The enterprise side stands the better chance of thriving; HP couldn't even find buyers for its commodity PC and consumer hardware operations. But in order to thrive the new business-centric division HP Enterprise will need to make an offer that stands out as far from the pack as possible.
Here are four projects that could fit the bill. The bigger question, though, is whether HP can deliver on even a fraction of the promise any of them represent.
1. Helion/OpenStack and Eucalyptus
HP's work with OpenStack -- as Helion -- is meant to complement the surprisingly strong attention the company's received for its private cloud projects. Ditto HP's purchase of Eucalyptus, a complementary project for creating AWS-compatible private clouds. It would be great if HP could combine the two in a way that provides an appealing alternative to the scattershot power of generic OpenStack or a third party's commercially supported OpenStack.
The lowdown: Helion and Eucalyptus are highly practical and focused projects, but how much business HP can drum up with either of them is still an open question.

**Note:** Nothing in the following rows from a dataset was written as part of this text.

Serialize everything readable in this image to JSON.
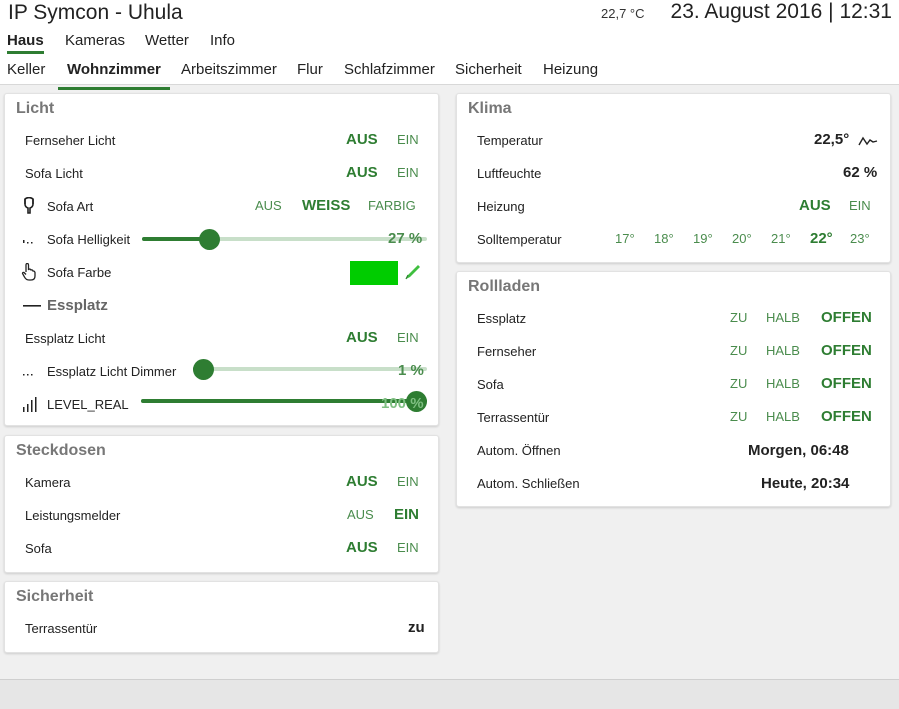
{
  "header": {
    "app_title": "IP Symcon - Uhula",
    "temperature": "22,7 °C",
    "datetime": "23. August 2016 | 12:31"
  },
  "nav_main": [
    "Haus",
    "Kameras",
    "Wetter",
    "Info"
  ],
  "nav_rooms": [
    "Keller",
    "Wohnzimmer",
    "Arbeitszimmer",
    "Flur",
    "Schlafzimmer",
    "Sicherheit",
    "Heizung"
  ],
  "colors": {
    "accent": "#2e7d32",
    "accent_light": "#4a8c4d",
    "color_swatch": "#00cc00"
  },
  "licht": {
    "title": "Licht",
    "fernseher_licht": {
      "label": "Fernseher Licht",
      "aus": "AUS",
      "ein": "EIN"
    },
    "sofa_licht": {
      "label": "Sofa Licht",
      "aus": "AUS",
      "ein": "EIN"
    },
    "sofa_art": {
      "label": "Sofa Art",
      "aus": "AUS",
      "weiss": "WEISS",
      "farbig": "FARBIG",
      "icon": "bulb-icon"
    },
    "sofa_helligkeit": {
      "label": "Sofa Helligkeit",
      "percent_text": "27 %",
      "value": 27,
      "icon": "dots-icon"
    },
    "sofa_farbe": {
      "label": "Sofa Farbe",
      "icon": "hand-pointer-icon",
      "edit_icon": "pencil-icon"
    },
    "essplatz": {
      "label": "Essplatz",
      "icon": "dash-icon"
    },
    "essplatz_licht": {
      "label": "Essplatz Licht",
      "aus": "AUS",
      "ein": "EIN"
    },
    "essplatz_dimmer": {
      "label": "Essplatz Licht Dimmer",
      "percent_text": "1 %",
      "value": 1,
      "icon": "dots-icon"
    },
    "level_real": {
      "label": "LEVEL_REAL",
      "percent_text": "100 %",
      "value": 100,
      "icon": "signal-bars-icon"
    }
  },
  "steckdosen": {
    "title": "Steckdosen",
    "kamera": {
      "label": "Kamera",
      "aus": "AUS",
      "ein": "EIN"
    },
    "leistungsmelder": {
      "label": "Leistungsmelder",
      "aus": "AUS",
      "ein": "EIN"
    },
    "sofa": {
      "label": "Sofa",
      "aus": "AUS",
      "ein": "EIN"
    }
  },
  "sicherheit": {
    "title": "Sicherheit",
    "terrassentuer": {
      "label": "Terrassentür",
      "value": "zu"
    }
  },
  "klima": {
    "title": "Klima",
    "temperatur": {
      "label": "Temperatur",
      "value": "22,5°",
      "icon": "chart-line-icon"
    },
    "luftfeuchte": {
      "label": "Luftfeuchte",
      "value": "62 %"
    },
    "heizung": {
      "label": "Heizung",
      "aus": "AUS",
      "ein": "EIN"
    },
    "solltemperatur": {
      "label": "Solltemperatur",
      "options": [
        "17°",
        "18°",
        "19°",
        "20°",
        "21°",
        "22°",
        "23°"
      ],
      "selected": "22°"
    }
  },
  "rollladen": {
    "title": "Rollladen",
    "items": [
      {
        "label": "Essplatz",
        "zu": "ZU",
        "halb": "HALB",
        "offen": "OFFEN"
      },
      {
        "label": "Fernseher",
        "zu": "ZU",
        "halb": "HALB",
        "offen": "OFFEN"
      },
      {
        "label": "Sofa",
        "zu": "ZU",
        "halb": "HALB",
        "offen": "OFFEN"
      },
      {
        "label": "Terrassentür",
        "zu": "ZU",
        "halb": "HALB",
        "offen": "OFFEN"
      }
    ],
    "autom_oeffnen": {
      "label": "Autom. Öffnen",
      "value": "Morgen, 06:48"
    },
    "autom_schliessen": {
      "label": "Autom. Schließen",
      "value": "Heute, 20:34"
    }
  }
}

After all, the market for OpenStack is confined to a relatively small, self-selecting list of players.
HP's networking business is still a major point of pride for the company, if only for being able to consistently maintain the second-largest market share after the Cisco juggernaut. But back in 2011, Forrester analyst Andre Kindness felt HP could cut its networking division loose entirely and invest the proceedings in developing a virtual networking solution to compete with the likes of Juniper, Brocade, and Avaya.
HP hasn't done anything nearly that radical since then. But to its credit, it has taken SDN more seriously, banking heavily on SDN-enabled hardware and gradually ratcheting up its involvement in the OpenDaylight project, an industry-wide SDN initiative.
The lowdown: Barring its involvement in OpenDaylight -- which may be too little, too late -- too many of HP's SDN moves have been untransformative or trivial. For example, there's the SDN App Store, a system for developers to create applications for HP's OpenFlow-based SDN hardware and monetize the results. As Gartner analysts pointed out, it's still too limited to reach the market it needs to find, and it isn't even leveraging any of HP's investment in OpenDaylight to begin with. HP can't afford to hedge its bets with SDN anymore; the company should pick a strategy and follow through on it.
HP's evocatively named, energy-sipping, high-density server configuration finally emerged last year, and much of the project is noteworthy. It isn't merely the use of low-power processors (including ARM) that made it interesting, nor is it the design that featured swappable "cartridges" designed for specific data center workloads, some of which include dedicated coprocessors. Moonshot also counts as one of the many ways HP has pushed back against the rise of commodity whitebox data center hardware, along with its Foxconn joint project in the same vein.
Unfortunately, clever design alone hasn't been enough to make Moonshot go to, well, the moon -- it hasn't achieved the kind of broad growth HP wanted in the year and change since it was rolled out. So far, it's mainly found a niche in Web caching and remote-desktop applications.
The lowdown: Like so many other aspects of IT, Moonshot is a great idea waiting for a market to happen. HP will need a far more concrete plan to get people to pick up on it.
4. The Machine
Every company of HP's size needs at least one big, crazy, ambitious project, even if it looks good only on paper for the sake of shareholders and the nontech press. With IBM, it's been Watson (as a service, no less). In HP's case, it's The Machine, a purported way to leverage still-in-the-lab technologies, from memristors to silicon photonics, to produce a next-generation variety of computer system that runs orders of magnitude faster.
The lowdown: Don't hold your breath. The project isn't total vapor or science fiction, but it's close enough at this point to not be taken seriously as a future direction for the company until there's a deliverable -- which could be years off, if ever.
It's laudable that a company that built its reputation as an engineering marvel is devoting resources to such a project. But one glance at the rest of HP's current business doesn't show it putting work where it pays off. For example, it still lacks a real mobile strategy, short of a token investment in tablet devices. That alone casts fair doubts on how well it could bring to market even something this potentially golden.